**How to complete this task:**
Provide only the number of lines in the records where "accent" appears.

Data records
# # # # # # #

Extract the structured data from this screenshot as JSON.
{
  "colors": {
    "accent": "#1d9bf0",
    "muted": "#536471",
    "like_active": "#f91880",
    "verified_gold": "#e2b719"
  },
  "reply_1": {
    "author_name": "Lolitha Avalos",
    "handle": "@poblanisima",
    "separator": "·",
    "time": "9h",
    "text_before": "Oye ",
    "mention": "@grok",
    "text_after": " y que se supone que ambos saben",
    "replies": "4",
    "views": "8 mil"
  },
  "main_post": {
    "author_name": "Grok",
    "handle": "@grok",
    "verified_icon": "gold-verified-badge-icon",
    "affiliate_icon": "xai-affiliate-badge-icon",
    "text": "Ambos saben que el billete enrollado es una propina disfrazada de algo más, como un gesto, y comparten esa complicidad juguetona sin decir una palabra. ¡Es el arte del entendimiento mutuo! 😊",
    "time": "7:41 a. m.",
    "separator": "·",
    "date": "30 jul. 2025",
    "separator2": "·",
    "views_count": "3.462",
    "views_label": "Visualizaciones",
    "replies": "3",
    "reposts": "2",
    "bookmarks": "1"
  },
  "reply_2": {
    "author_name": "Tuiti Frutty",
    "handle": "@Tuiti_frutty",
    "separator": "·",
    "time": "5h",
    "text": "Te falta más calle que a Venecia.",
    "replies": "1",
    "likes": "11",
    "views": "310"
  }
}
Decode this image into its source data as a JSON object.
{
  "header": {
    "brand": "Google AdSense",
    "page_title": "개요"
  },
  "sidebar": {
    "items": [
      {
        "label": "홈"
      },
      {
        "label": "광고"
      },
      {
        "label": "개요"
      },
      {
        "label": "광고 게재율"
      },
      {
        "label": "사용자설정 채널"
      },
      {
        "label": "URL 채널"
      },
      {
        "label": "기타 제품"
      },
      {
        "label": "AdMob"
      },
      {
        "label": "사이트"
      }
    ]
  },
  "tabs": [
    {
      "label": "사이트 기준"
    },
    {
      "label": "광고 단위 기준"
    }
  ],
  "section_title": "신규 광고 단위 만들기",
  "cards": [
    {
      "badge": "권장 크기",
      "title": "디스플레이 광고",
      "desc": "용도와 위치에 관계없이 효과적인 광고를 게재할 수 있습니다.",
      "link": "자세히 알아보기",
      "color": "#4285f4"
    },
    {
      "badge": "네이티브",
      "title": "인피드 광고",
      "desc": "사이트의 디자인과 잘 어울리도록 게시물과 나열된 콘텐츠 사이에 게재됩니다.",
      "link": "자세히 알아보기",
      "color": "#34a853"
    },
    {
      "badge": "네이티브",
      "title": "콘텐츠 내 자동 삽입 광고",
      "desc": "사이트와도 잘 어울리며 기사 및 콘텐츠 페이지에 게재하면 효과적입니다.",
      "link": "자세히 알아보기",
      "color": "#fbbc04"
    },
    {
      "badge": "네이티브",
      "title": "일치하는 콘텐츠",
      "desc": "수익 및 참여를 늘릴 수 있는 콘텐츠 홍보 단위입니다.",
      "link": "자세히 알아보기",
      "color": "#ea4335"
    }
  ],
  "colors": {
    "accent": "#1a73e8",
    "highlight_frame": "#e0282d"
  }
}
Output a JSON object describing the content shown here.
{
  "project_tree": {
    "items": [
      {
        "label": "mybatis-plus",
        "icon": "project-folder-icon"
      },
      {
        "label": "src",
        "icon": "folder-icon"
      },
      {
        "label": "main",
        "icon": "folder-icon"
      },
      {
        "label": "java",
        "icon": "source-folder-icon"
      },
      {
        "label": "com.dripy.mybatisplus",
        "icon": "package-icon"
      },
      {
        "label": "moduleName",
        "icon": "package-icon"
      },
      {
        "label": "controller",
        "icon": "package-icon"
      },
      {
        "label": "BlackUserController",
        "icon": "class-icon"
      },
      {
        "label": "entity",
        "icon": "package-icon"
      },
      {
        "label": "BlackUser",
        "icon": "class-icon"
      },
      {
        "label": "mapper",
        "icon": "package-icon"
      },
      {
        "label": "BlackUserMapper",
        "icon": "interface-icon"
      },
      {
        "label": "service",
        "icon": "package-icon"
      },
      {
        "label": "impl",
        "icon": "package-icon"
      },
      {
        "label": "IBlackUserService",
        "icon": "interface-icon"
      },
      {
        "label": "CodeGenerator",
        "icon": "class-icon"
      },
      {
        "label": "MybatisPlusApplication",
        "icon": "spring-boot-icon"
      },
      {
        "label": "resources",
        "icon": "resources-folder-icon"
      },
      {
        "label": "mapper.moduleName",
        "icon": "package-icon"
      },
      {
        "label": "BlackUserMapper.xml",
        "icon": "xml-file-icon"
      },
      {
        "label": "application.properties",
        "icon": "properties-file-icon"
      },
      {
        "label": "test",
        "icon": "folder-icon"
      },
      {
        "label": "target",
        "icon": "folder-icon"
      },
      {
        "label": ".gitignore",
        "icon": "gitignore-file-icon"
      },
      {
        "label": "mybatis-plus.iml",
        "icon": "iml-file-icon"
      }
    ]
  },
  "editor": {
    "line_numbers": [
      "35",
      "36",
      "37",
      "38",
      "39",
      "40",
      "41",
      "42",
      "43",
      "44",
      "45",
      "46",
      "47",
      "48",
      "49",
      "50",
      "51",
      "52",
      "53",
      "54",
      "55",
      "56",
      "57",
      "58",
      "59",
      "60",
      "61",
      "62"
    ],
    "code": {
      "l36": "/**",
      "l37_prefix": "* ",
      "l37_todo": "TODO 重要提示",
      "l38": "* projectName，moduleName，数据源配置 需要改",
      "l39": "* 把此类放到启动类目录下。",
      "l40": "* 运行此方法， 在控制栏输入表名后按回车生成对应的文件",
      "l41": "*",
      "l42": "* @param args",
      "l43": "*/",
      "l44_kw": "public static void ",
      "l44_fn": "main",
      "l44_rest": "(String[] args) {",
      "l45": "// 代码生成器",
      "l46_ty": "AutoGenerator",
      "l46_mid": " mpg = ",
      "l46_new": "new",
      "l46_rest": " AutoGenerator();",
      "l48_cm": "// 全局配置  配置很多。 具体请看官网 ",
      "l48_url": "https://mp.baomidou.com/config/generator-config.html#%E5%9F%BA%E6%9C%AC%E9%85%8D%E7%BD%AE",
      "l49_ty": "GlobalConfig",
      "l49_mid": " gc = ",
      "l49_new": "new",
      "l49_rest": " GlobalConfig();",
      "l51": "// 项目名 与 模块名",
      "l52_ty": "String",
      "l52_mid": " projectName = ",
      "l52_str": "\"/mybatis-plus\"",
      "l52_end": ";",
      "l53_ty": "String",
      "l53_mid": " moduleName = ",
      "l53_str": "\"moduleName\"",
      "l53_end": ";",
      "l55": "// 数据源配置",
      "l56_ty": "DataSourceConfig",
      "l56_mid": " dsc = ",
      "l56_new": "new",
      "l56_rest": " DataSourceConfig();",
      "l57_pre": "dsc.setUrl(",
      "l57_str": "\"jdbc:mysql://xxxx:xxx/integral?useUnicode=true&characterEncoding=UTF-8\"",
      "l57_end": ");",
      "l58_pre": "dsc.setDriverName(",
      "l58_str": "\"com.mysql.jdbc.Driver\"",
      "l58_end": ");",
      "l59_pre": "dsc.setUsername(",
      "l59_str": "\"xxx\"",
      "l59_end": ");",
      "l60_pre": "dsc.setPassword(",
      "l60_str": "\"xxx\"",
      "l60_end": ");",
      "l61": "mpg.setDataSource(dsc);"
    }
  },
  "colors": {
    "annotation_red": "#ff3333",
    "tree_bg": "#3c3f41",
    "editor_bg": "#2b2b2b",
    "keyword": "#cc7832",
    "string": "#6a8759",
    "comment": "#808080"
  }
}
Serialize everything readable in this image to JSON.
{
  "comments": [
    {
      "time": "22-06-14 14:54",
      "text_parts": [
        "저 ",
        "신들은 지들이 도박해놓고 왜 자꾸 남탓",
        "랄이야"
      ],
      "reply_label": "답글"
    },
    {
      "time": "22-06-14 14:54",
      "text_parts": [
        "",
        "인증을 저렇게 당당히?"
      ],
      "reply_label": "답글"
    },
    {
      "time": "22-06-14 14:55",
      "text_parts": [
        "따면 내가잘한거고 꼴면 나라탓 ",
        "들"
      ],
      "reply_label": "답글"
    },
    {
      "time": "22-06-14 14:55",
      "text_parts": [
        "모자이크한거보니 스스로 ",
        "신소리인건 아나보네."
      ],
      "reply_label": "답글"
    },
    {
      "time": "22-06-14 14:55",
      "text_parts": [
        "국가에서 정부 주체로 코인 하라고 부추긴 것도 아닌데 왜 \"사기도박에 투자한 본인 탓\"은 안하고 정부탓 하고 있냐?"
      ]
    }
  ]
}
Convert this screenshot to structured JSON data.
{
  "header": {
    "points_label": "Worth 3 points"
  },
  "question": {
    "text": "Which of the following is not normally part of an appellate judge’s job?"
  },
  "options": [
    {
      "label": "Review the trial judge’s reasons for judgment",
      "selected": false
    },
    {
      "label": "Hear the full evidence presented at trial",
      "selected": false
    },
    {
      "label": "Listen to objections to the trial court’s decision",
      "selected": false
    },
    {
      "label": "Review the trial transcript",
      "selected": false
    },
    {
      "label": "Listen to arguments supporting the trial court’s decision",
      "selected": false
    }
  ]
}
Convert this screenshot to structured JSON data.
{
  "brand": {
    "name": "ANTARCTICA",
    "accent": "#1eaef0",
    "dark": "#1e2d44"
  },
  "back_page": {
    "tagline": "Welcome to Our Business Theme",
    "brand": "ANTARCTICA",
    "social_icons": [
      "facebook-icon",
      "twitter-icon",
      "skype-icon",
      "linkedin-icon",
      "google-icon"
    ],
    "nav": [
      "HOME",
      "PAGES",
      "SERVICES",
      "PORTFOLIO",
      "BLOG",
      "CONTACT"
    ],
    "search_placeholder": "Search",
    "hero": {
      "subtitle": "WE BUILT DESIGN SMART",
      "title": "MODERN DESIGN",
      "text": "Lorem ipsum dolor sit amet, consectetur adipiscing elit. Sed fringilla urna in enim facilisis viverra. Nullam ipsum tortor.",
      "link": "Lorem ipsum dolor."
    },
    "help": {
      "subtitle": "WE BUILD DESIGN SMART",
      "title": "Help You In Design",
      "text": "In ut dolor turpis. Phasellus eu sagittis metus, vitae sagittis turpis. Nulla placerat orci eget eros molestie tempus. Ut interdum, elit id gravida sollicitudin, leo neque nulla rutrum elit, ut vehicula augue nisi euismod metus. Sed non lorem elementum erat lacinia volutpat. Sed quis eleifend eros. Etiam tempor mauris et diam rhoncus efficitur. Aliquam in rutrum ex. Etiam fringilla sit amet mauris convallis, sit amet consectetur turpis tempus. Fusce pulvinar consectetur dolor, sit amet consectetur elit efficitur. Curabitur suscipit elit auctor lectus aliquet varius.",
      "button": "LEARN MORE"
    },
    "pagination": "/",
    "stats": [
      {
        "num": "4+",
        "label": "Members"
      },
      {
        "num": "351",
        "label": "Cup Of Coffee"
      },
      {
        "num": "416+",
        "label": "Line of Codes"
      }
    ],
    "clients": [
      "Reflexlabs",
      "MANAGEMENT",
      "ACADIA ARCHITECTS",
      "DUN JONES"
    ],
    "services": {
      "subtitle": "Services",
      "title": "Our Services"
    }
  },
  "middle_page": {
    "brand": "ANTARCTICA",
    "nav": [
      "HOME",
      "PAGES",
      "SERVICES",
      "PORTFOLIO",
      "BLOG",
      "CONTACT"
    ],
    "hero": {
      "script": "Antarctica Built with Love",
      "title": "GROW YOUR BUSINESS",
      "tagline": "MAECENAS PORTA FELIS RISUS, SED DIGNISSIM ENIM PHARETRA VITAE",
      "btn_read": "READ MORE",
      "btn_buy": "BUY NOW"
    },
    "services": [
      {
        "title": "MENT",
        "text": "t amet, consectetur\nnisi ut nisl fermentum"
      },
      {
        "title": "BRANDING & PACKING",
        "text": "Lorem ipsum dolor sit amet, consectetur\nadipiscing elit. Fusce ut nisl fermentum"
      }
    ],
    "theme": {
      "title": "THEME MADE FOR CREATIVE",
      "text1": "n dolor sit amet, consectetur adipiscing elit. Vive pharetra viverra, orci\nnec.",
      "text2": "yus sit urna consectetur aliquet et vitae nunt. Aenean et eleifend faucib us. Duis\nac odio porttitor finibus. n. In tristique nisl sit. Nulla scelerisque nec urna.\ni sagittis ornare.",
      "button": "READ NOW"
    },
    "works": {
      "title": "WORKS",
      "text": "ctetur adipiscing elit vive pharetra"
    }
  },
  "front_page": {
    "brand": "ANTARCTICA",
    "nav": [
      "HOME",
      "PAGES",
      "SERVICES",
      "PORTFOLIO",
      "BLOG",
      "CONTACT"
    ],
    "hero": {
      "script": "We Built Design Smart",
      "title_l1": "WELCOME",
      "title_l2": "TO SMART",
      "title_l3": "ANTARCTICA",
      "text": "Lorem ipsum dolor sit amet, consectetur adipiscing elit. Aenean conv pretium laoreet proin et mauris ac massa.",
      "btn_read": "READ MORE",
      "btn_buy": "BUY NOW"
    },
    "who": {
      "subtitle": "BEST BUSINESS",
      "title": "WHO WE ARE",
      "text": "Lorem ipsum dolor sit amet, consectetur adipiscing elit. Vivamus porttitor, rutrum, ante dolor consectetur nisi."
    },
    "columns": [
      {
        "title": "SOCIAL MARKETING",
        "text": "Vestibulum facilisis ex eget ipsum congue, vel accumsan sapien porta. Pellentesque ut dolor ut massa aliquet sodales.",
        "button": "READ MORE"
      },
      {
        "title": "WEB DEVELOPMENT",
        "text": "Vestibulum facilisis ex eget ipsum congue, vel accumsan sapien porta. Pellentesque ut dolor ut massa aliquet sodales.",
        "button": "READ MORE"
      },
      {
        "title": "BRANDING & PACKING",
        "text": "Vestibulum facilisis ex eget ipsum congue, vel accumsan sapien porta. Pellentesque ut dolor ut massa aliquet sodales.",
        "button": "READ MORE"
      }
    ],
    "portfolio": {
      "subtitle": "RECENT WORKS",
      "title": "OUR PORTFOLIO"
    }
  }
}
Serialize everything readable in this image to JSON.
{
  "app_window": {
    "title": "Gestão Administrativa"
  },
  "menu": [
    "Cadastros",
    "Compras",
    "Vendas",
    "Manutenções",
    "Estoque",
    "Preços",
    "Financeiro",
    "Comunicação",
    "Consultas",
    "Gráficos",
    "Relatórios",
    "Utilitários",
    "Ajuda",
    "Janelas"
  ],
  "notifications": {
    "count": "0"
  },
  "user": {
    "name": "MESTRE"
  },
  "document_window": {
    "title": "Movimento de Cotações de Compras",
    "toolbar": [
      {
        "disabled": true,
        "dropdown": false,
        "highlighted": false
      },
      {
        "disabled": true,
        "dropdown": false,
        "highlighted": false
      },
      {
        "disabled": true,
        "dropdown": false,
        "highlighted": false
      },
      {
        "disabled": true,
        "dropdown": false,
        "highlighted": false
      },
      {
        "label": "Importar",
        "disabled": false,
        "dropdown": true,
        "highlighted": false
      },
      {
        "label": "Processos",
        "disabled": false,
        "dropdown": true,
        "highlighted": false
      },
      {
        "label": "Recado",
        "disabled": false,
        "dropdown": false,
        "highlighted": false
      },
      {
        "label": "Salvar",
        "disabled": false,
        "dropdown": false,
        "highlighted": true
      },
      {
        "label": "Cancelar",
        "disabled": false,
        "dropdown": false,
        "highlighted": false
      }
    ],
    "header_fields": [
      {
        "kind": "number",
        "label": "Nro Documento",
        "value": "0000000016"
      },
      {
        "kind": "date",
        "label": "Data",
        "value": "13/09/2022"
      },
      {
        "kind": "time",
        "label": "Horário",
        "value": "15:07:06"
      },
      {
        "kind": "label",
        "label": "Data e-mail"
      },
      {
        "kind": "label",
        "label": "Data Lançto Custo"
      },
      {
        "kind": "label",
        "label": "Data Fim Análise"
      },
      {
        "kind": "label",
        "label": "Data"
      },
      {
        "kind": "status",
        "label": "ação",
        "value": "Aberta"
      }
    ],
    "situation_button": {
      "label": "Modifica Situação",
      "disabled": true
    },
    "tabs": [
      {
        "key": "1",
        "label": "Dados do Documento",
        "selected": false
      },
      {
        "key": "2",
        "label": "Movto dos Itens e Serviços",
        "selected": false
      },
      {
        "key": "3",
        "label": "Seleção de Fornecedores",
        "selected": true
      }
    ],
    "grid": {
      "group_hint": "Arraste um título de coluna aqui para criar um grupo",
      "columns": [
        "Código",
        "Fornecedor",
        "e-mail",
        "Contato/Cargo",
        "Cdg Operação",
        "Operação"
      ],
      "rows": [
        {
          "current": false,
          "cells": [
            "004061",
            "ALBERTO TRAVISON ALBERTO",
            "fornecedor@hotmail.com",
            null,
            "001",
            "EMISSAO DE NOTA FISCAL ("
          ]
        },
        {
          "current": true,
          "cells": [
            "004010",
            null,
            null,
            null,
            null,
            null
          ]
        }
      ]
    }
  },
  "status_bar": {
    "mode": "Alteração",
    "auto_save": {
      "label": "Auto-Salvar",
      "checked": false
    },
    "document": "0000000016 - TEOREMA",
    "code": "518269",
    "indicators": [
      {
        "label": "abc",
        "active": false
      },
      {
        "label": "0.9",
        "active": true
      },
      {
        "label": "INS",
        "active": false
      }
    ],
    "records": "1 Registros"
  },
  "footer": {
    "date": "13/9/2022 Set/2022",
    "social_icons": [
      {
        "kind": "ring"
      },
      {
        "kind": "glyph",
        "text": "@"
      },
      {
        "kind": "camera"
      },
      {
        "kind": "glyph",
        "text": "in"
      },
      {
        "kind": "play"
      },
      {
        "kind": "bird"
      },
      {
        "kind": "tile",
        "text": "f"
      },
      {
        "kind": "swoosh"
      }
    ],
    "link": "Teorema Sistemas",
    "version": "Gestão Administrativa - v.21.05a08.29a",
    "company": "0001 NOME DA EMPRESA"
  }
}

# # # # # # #

**Written response:**
3